It’s tradition in my family to make a rhubarb pie for Father’s Day but this year I’m changing things up with my Father’s Day Rosemary Rhubarb Upsidedown Cake. Usually the timing of Father’s Day is perfect for the first rhubarb harvest (in Door Country, Wisconsin), which is probably how the tradition started. It doesn’t hurt that rhubarb is my dad’s very favorite, and the man is a dessert connoisseur. My mother has sweetly agreed to make this Father’s Day Rosemary Rhubarb Upsidedown Cake since I won’t be in Wisconsin myself this father’s day. Talk about a good recipe test, right? When I sent it to her, she had lots of questions about the recipe. The first had to do with the fact that this recipe features three kinds of flour, but I promise you, just like I did her, it’s for good reason. The all purpose offers loft, the almond sweetness and moistness, and the corn meal brings a slightly crunchy texture. The corn meal also offers a slightly savory note that is a wonderful partner to the savory rosemary caramel and creates a sort of rustic feel that is perfect in my Father’s Day Rosemary Rhubarb Upsidedown Cake. Because while … Continue reading

House Pizza: Hawaiian

House Pizza Hawaiian

If I ask Marc what he wants for dinner, there are a couple of likely responses: 1. Spaghetti. 2. Shrimp Pineapple Curry. 3. Pizza. When Marc asks for pizza, I know he means our House Pizza: Hawaiian. You may have notice that two of the three involve pineapple. Pineapple is one of the few things on the planet that Marc is undisciplined towards; in fact, I’ve seen him eat a whole pineapple and then of course, feel terrible afterward. Hawaiian Pizza has been Marc’s favorite for as long as I can remember, most likely because of the pineapple? While I like a lot of variety when it comes to pizza toppings, it doesn’t make me sad that Marc always requests Hawaiian because it’s a favorite of mine as well. There’s something about the salty meat and the sweet pineapple that just works, particularly when paired with melted mozzarella; so leftover ham is always good news in our household. I do tend to change things up a bit from your standard Hawaiian pizza because I spice up my crust with chili flakes or jalapeño, but there’s not reason you need to if spicy isn’t your thing. Aside from being generally awesome … Continue reading

Rhubarb Coffee Cake with Crumb Topping

rhubarb coffee cake with crumb topping for afternoon tea

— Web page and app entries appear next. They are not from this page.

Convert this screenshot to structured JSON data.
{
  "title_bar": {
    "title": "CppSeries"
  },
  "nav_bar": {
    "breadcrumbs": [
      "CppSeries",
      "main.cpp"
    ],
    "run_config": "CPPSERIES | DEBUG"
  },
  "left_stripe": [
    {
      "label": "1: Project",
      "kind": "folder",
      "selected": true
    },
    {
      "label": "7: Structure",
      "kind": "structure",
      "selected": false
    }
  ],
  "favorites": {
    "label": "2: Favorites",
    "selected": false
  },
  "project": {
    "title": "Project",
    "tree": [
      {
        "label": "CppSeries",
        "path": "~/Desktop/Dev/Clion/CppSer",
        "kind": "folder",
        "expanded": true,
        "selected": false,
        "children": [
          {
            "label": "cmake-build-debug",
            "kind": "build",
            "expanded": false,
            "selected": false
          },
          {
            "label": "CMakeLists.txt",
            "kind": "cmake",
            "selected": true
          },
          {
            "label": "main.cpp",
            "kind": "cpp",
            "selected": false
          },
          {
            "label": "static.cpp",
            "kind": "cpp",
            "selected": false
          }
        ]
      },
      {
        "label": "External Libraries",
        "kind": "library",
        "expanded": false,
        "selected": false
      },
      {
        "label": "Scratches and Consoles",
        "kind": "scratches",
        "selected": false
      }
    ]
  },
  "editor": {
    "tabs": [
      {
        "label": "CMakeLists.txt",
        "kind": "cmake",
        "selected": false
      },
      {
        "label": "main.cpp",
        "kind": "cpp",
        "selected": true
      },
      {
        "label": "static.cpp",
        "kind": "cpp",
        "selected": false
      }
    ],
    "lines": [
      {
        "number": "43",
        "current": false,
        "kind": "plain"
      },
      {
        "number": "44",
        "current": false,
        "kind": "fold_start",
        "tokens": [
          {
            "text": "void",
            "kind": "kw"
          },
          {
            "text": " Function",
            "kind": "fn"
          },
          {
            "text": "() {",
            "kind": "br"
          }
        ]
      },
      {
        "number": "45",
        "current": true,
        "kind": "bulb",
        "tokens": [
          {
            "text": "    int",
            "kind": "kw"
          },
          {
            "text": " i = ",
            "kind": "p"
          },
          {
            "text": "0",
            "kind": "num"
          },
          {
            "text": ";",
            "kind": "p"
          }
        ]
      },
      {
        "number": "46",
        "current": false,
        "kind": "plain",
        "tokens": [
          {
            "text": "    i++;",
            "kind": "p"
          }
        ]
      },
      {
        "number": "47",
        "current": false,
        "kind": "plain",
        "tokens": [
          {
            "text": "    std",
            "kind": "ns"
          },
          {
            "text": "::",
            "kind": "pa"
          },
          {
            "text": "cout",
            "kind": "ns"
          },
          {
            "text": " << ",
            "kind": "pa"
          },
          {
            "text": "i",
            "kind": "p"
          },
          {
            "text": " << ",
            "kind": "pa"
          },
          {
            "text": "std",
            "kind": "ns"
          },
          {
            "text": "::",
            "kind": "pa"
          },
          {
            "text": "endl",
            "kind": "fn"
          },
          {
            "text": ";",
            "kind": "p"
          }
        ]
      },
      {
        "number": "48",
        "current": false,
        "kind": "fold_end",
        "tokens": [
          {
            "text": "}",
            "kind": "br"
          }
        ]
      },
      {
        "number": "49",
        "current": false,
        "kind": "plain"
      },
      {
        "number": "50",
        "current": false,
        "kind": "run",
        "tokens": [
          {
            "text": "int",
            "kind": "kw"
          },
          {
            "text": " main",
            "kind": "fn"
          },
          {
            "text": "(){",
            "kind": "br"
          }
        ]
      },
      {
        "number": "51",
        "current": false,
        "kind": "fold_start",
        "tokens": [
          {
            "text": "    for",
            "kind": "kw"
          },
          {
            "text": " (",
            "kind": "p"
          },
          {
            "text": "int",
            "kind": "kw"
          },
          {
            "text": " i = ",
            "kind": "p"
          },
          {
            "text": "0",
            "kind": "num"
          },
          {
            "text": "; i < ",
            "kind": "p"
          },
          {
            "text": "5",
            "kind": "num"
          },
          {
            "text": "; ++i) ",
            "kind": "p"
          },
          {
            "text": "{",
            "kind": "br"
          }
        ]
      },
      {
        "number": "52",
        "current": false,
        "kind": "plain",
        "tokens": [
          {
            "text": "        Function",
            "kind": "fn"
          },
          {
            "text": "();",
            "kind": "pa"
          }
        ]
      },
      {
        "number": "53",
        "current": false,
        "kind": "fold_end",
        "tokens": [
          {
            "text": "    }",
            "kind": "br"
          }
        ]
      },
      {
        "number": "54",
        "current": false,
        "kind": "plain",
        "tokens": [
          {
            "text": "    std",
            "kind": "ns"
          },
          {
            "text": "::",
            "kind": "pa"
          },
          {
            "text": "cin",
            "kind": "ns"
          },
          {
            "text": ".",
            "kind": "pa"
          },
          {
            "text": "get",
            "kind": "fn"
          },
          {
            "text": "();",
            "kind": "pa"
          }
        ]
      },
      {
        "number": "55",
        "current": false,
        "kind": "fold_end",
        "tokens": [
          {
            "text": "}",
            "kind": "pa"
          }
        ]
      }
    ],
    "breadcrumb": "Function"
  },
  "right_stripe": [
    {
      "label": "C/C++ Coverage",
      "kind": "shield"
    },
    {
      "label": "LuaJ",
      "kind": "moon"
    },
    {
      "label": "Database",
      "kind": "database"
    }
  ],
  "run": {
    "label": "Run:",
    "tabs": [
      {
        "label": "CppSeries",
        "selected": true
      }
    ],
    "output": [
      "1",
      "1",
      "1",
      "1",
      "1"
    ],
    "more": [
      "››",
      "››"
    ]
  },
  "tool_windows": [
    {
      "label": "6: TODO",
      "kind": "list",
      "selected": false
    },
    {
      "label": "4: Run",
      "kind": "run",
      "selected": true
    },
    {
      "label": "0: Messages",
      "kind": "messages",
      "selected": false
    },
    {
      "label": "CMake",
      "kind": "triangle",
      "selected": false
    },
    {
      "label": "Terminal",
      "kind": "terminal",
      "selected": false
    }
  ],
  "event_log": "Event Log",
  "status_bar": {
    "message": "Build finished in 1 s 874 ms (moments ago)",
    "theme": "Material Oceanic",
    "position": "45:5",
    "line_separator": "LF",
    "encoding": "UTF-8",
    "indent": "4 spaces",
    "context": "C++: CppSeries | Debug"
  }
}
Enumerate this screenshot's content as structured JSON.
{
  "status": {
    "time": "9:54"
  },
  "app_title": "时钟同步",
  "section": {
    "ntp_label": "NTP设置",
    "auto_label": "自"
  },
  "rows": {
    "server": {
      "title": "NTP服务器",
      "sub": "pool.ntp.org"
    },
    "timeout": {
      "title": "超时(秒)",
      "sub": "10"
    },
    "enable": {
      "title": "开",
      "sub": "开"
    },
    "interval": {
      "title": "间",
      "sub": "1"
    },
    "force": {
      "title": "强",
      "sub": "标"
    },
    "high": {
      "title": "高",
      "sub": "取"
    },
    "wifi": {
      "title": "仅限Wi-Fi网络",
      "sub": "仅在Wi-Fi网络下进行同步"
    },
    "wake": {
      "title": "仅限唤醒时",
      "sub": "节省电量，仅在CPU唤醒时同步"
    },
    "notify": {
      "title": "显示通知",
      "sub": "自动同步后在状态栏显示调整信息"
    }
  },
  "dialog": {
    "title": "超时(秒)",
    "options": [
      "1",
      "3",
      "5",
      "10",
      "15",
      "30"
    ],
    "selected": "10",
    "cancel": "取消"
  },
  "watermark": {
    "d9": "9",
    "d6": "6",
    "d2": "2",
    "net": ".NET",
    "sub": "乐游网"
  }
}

After you’ve got your guests settled in with a Pamplemosa, it’s time to bring out the Rhubarb Coffee Cake with Crumb Topping to keep them happy while the rest of Easter Brunch heats up. This is my go-to coffee cake- sort of. The truth is I’m a kitchen-sinker when it comes to lots of classics, so while this is a good framework for how I make coffeecake, there’s lots of ingredients I substitute in and out based on what’s in the fridge and what’s in season. Yogurt, sour cream, creme fraiche, even ricotta all work for the sour cream and I sub them in whilly nilly. And I have to admit that every since I made it with ricotta last spring… Oh man. So good. And that’s not all that changes. I make it with different fruit throughout the year, and tweak the spices. Sometime I make blueberry with lemon or orange zest and cardamom. I make fresh peach in the summer, or frozen sour cherries in the winter, but I think best of all, is the when rhubarb is in season. There’s something about the Rhubarb Coffee Cake with Crumb Topping that has my guests begging for the recipe. … Continue reading